Senate confirms Rahm Emanuel as ambassador to Japan, plus dozens more Biden nominees
Dozens confirmed to ambassador posts after Ted Cruz refused for months to consider them. In its final business of the year, the Senate confirmed Rahm Emanuel, the controversial former Chicago mayor and White House chief of staff, as ambassador to Japan early Saturday morning on a bipartisan vote.
Emanuel’s confirmation came as Senate Democrats struck a deal with Republicans to advance dozens of other Biden administration nominees, including ambassadors to major U.S. allies that had been sitting in limbo because of opposition from Sen. Ted Cruz (R-Tex.), who sought to force a vote that could block the Russian-owned Nord Stream 2 pipeline.
After days of fits and starts, an agreement finally came together early Saturday morning as senators of both parties itched to begin their holiday recess. Democrats agreed to a pipeline vote next month in return for the confirmation of nearly 50 ambassadors — including envoys to Ireland, Switzerland, Sweden and the European Union — plus several other Biden administration nominees.
The deal came as Democrats muscled through nine new district judges in floor votes Friday and Saturday and set up final confirmation votes for two judges to the U.S. Court of Appeals for the 9th Circuit, Holly A. Thomas and Gabriel P. Sanchez, in January.
Emanuel was the only State Department nominee to require a roll-call vote, however — a reflection of his hard-charging style and the opposition he had generated from both Republicans and Democrats, who raised particular concern about his tenure as mayor and his handling of the 2018 murder of Laquan McDonald by a Chicago police officer.
Three of the most liberal Senate Democrats — Edward J. Markey (Mass.), Jeff Merkley (Ore.) and Elizabeth Warren (Mass.) — voted against Emanuel’s confirmation.
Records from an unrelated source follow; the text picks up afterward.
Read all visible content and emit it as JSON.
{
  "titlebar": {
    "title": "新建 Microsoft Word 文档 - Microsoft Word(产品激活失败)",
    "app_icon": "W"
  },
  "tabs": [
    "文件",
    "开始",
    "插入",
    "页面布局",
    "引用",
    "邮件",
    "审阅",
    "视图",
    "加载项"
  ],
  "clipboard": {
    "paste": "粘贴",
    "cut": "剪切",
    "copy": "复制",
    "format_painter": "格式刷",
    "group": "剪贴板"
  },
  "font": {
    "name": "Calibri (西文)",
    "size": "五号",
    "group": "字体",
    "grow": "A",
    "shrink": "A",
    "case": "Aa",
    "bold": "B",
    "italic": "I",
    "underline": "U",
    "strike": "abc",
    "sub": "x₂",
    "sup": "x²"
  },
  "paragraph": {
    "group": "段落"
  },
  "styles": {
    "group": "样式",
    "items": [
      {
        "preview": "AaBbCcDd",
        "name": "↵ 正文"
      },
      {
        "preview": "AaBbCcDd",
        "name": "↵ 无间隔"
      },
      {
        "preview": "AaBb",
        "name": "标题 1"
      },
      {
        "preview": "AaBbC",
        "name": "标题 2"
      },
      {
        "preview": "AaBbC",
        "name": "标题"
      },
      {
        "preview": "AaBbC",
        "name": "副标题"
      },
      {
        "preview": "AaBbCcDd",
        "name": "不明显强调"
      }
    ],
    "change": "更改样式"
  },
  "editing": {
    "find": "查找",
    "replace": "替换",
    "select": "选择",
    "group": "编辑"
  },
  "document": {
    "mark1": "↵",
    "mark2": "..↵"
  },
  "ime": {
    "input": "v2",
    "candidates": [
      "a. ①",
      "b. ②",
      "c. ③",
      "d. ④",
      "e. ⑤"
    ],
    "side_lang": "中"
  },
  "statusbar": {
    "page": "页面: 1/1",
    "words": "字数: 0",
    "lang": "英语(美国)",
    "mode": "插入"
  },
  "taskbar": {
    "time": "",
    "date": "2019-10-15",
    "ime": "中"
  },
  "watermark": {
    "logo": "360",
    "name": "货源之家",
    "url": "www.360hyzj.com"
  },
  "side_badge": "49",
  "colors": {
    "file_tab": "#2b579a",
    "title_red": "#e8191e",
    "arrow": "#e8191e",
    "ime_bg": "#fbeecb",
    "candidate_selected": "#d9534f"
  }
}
A fourth liberal who had considered opposing the nomination, Sen. Bernie Sanders (I-Vt.), did not vote.
But eight Republicans backed Emanuel, giving the confirmation breathing room on a night when more than 30 senators were absent because of the impending holiday break. The final vote was 48-21.
“I think people realize in that region of the world right now, we need some guys that are kind of no-nonsense,” said Sen. John Thune (R-S.D.), one of the Republicans who backed Emanuel.
After senators cleared Emanuel and the judges, 56 other nominees were confirmed Saturday morning by voice votes. The Senate is not scheduled to be back in full session until Jan. 3, when Democrats are hoping to advance major pieces of unfinished business that have been firmly opposed by Republicans — the sweeping domestic policy bill known as Build Back Better and a pair of voting rights bills.
In early-morning remarks Saturday, Senate Majority Leader Charles E. Schumer (D-N.Y.) did not lay out any new plans for advancing those bills but praised the progress on nominations.
While the Saturday deal cleared some of the backlog, more than 100 Biden nominees remain on the Senate calendar awaiting floor action. Many of those will have to be returned to the White House and renominated in 2022, leading to further delays.
“It’s been a long day, but a good day’s work,” Schumer said just before 2 a.m. “I thank my colleagues.”